(Records from a dataset)
= = = = =

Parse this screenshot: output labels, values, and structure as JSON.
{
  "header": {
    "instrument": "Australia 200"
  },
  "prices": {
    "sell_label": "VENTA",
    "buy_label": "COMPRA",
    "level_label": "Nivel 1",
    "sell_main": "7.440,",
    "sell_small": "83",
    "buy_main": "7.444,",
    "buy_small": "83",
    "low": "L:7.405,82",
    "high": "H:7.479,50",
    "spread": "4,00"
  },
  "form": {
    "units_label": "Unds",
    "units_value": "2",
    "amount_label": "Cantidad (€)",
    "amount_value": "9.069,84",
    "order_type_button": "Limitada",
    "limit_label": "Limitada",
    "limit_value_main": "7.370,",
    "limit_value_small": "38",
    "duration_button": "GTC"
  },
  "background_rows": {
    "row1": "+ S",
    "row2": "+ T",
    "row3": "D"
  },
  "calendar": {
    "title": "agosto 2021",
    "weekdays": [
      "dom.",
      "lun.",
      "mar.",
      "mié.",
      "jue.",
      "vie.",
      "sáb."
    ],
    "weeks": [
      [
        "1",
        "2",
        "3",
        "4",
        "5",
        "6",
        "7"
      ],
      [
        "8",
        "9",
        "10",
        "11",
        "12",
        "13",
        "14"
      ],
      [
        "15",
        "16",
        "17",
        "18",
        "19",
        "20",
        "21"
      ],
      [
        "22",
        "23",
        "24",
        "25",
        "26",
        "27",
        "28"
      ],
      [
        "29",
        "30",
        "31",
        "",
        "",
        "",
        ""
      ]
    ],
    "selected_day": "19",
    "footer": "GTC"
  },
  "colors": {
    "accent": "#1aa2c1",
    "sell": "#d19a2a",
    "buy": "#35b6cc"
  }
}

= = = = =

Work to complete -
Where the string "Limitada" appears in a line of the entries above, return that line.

Solved exercise -
    "order_type_button": "Limitada",
    "limit_label": "Limitada",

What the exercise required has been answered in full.